Her topics have evolved from views of her local rural life into the folktales and stories which inform rural lives worldwide. Recent interest in the oral tradition of these folktales has led Bowen toward pageantry, creating puppets, scripts, and staging for community street theater and dance performances.
Bowen has for many years produced prints to illustrate her own tales, including Antler, Bear, Canoe: A Northwoods Alphabet Year, and stories written by others, such as Nancy Van Laan’s Shingebiss: An Ojibwe Legend. She is also involved with designing puppets and staging for local theatrics and is well known for the signature tepee she uses to mark her spot at art fairs.
Bowen operates a studio and gallery in the historic, century-old Grand Marais Playhouse in Grand Marais, MN. Her three sons are her collaborators: printmaker Jeremy, webmaster Eric and woodcrafter Philip. Her work is available in galleries around the upper Midwest. Their mission is “to express a life of hand-crafted, straightforward livelihood, considerate of the land and her inhabiting communities.”
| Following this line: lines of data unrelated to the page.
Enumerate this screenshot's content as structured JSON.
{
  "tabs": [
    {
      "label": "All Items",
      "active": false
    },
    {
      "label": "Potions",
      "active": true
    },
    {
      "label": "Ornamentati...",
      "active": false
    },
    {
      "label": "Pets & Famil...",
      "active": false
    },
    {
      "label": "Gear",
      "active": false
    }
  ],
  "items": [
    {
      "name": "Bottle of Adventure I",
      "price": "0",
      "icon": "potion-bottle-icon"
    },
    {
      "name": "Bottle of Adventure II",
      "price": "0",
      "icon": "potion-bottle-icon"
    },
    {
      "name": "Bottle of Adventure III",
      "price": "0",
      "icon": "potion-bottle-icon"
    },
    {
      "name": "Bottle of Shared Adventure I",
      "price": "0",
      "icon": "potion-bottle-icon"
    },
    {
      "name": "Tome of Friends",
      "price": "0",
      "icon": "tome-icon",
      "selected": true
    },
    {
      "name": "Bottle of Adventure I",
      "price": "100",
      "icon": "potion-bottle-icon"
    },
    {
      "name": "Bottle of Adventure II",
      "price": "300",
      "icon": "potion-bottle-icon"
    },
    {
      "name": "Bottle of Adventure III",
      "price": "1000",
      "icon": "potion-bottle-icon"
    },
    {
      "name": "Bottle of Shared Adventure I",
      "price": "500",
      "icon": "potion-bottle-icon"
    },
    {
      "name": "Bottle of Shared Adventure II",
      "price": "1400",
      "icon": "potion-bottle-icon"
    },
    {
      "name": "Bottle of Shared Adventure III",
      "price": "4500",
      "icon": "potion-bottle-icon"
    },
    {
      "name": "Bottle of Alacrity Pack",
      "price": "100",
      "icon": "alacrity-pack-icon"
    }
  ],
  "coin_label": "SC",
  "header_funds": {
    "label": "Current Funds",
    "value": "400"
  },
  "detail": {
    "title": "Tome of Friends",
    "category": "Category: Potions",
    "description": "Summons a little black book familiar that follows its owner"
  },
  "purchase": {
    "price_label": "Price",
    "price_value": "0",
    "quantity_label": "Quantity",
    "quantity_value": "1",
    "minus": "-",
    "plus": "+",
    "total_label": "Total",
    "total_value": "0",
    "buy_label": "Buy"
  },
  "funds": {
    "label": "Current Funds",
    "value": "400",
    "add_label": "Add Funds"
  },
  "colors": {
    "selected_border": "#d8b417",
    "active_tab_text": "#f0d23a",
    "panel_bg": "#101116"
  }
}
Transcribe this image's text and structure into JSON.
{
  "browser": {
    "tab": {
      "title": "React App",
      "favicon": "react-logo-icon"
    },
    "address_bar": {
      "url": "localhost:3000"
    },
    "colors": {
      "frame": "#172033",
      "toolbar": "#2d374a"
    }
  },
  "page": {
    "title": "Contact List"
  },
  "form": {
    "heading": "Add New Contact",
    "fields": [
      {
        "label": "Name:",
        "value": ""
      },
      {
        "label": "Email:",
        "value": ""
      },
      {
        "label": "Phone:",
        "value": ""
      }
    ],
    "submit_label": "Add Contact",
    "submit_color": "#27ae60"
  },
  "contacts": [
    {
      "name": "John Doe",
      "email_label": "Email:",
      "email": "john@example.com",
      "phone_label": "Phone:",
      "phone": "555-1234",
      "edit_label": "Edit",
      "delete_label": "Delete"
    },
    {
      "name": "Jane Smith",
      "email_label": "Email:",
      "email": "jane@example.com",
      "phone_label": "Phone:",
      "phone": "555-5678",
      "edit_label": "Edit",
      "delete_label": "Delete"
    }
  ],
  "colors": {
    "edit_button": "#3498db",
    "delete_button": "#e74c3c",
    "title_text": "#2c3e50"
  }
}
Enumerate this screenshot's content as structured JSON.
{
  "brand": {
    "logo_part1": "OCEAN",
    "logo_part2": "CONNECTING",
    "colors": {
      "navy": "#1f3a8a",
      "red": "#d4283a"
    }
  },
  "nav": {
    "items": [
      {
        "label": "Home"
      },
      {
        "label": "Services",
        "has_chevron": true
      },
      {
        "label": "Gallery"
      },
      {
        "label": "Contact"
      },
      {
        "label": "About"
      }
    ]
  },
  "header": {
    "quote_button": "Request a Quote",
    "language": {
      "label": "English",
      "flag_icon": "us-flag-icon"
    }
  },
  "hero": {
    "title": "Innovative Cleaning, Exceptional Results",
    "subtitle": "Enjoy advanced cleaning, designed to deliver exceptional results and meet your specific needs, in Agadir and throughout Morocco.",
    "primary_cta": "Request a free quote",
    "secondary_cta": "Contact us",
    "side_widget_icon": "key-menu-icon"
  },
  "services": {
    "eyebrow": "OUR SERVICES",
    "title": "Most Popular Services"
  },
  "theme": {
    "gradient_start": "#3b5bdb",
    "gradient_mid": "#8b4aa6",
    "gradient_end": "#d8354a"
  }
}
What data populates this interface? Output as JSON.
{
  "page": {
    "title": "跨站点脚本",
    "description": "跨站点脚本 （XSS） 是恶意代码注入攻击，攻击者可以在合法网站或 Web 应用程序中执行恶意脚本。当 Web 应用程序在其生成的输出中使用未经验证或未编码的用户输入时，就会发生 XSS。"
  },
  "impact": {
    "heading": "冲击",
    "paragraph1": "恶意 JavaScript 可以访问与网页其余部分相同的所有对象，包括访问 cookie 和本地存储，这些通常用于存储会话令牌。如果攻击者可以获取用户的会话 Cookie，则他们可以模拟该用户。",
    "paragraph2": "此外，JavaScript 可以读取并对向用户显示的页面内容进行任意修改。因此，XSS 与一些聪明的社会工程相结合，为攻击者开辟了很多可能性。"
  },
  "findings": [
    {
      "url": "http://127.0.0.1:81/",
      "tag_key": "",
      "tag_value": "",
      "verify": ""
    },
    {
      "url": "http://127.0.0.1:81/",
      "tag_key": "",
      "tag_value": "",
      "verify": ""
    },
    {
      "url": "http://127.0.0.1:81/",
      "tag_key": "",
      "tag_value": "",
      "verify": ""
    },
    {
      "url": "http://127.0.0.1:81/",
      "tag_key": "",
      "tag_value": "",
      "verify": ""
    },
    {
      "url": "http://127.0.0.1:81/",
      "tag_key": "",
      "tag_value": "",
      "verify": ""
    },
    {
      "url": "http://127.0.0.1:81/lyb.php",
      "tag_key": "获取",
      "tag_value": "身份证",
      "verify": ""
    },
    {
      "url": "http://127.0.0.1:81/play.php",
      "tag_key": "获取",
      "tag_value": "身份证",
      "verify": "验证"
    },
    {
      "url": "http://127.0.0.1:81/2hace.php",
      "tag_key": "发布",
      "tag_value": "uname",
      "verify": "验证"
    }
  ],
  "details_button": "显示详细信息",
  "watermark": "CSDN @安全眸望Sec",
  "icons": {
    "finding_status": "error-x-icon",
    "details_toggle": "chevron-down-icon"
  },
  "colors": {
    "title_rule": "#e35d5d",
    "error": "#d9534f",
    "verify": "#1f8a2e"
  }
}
This exhibit is sponsored by Commonweal Theatre Company and by the voters of Minnesota through a Minnesota State Arts Board Operating Support grant, thanks to a legislative appropriation from the arts and cultural heritage fund.